- **YOUR ASSIGNMENT**:
Copy out exactly the lines from the one with "Read all visible content and emit it as JSON." through the last line of the listing below, both included, but none of the pictures.

#### RECORD SET ####

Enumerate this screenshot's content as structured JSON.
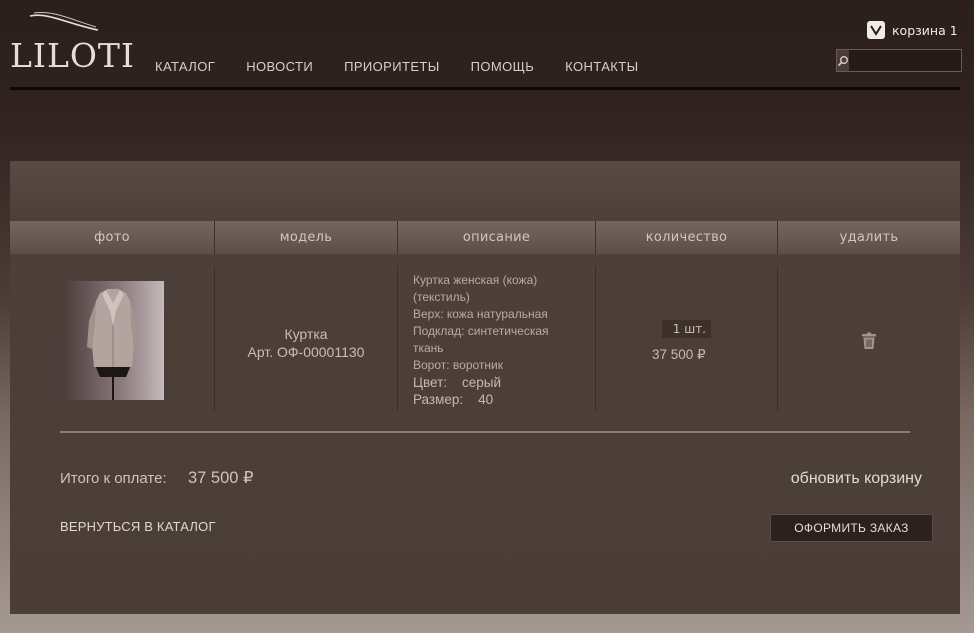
{
  "header": {
    "logo": "LILOTI",
    "nav": [
      "КАТАЛОГ",
      "НОВОСТИ",
      "ПРИОРИТЕТЫ",
      "ПОМОЩЬ",
      "КОНТАКТЫ"
    ],
    "cart_label": "корзина 1",
    "search_placeholder": ""
  },
  "cart_table": {
    "columns": [
      "фото",
      "модель",
      "описание",
      "количество",
      "удалить"
    ],
    "item": {
      "model_name": "Куртка",
      "article": "Арт. ОФ-00001130",
      "description": [
        "Куртка женская (кожа)",
        "(текстиль)",
        "Верх: кожа натуральная",
        "Подклад: синтетическая",
        "ткань",
        "Ворот: воротник"
      ],
      "color_label": "Цвет:",
      "color_value": "серый",
      "size_label": "Размер:",
      "size_value": "40",
      "quantity": "1 шт.",
      "price": "37 500 ₽"
    }
  },
  "summary": {
    "total_label": "Итого к оплате:",
    "total_value": "37 500 ₽",
    "update_cart": "обновить корзину",
    "back_to_catalog": "ВЕРНУТЬСЯ В КАТАЛОГ",
    "checkout": "ОФОРМИТЬ ЗАКАЗ"
  },
  "colors": {
    "background_top": "#2b1f1c",
    "panel": "#4d3f39",
    "text": "#d8ccc4"
  }
}
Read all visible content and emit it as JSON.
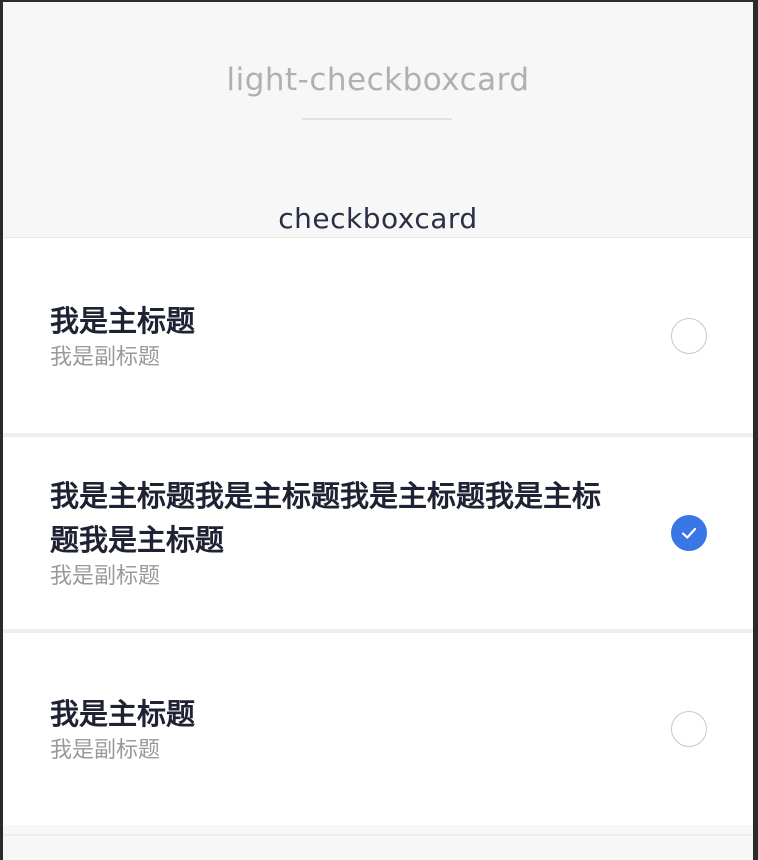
{
  "header": {
    "title": "light-checkboxcard",
    "section_title": "checkboxcard"
  },
  "cards": [
    {
      "title": "我是主标题",
      "subtitle": "我是副标题",
      "checked": false
    },
    {
      "title": "我是主标题我是主标题我是主标题我是主标题我是主标题",
      "subtitle": "我是副标题",
      "checked": true
    },
    {
      "title": "我是主标题",
      "subtitle": "我是副标题",
      "checked": false
    }
  ],
  "colors": {
    "accent": "#3a77e6",
    "title_text": "#1f2233",
    "subtitle_text": "#9a9a9a"
  },
  "icons": {
    "checked": "checkmark-icon"
  }
}
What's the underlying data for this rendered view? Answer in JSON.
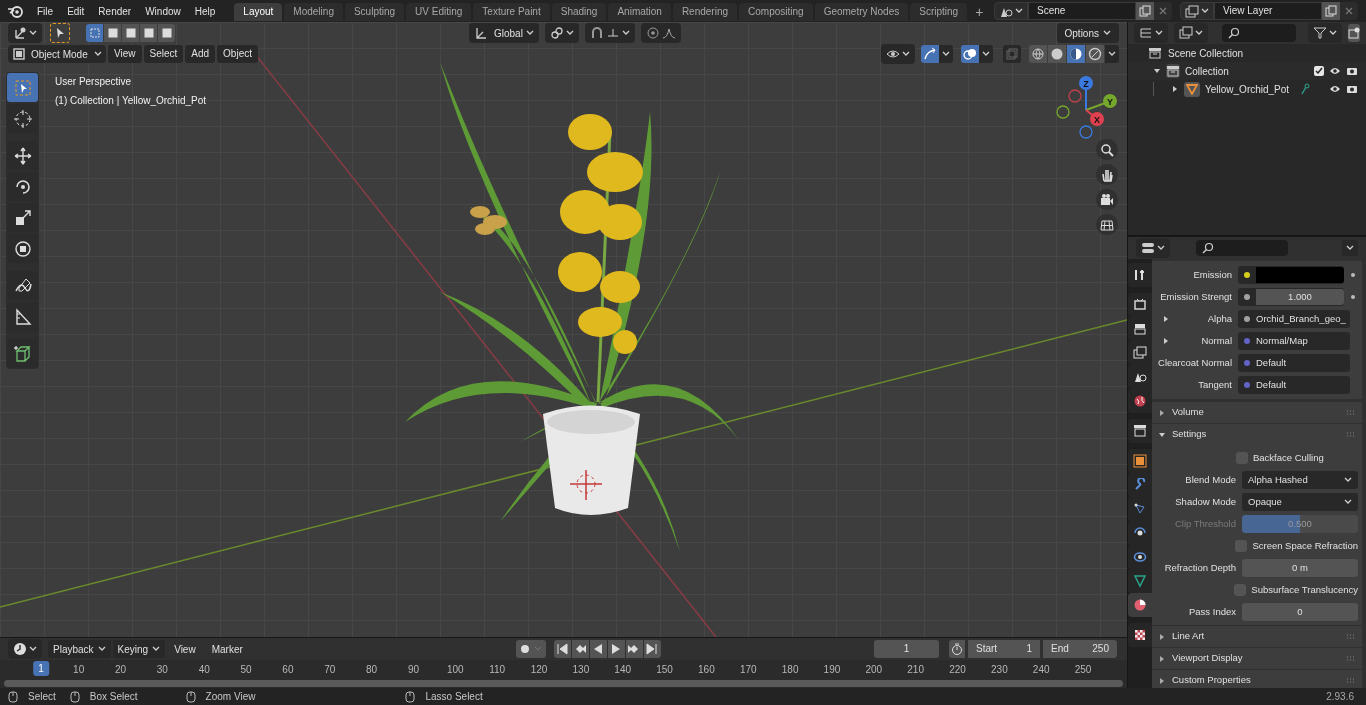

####

- **OUTPUT OF THE EXERCISE**:
Read all visible content and emit it as JSON.
{
  "header": {
    "title": "light-checkboxcard",
    "section_title": "checkboxcard"
  },
  "cards": [
    {
      "title": "我是主标题",
      "subtitle": "我是副标题",
      "checked": false
    },
    {
      "title": "我是主标题我是主标题我是主标题我是主标题我是主标题",
      "subtitle": "我是副标题",
      "checked": true
    },
    {
      "title": "我是主标题",
      "subtitle": "我是副标题",
      "checked": false
    }
  ],
  "colors": {
    "accent": "#3a77e6",
    "title_text": "#1f2233",
    "subtitle_text": "#9a9a9a"
  },
  "icons": {
    "checked": "checkmark-icon"
  }
}
What's the underlying data for this rendered view? Answer in JSON.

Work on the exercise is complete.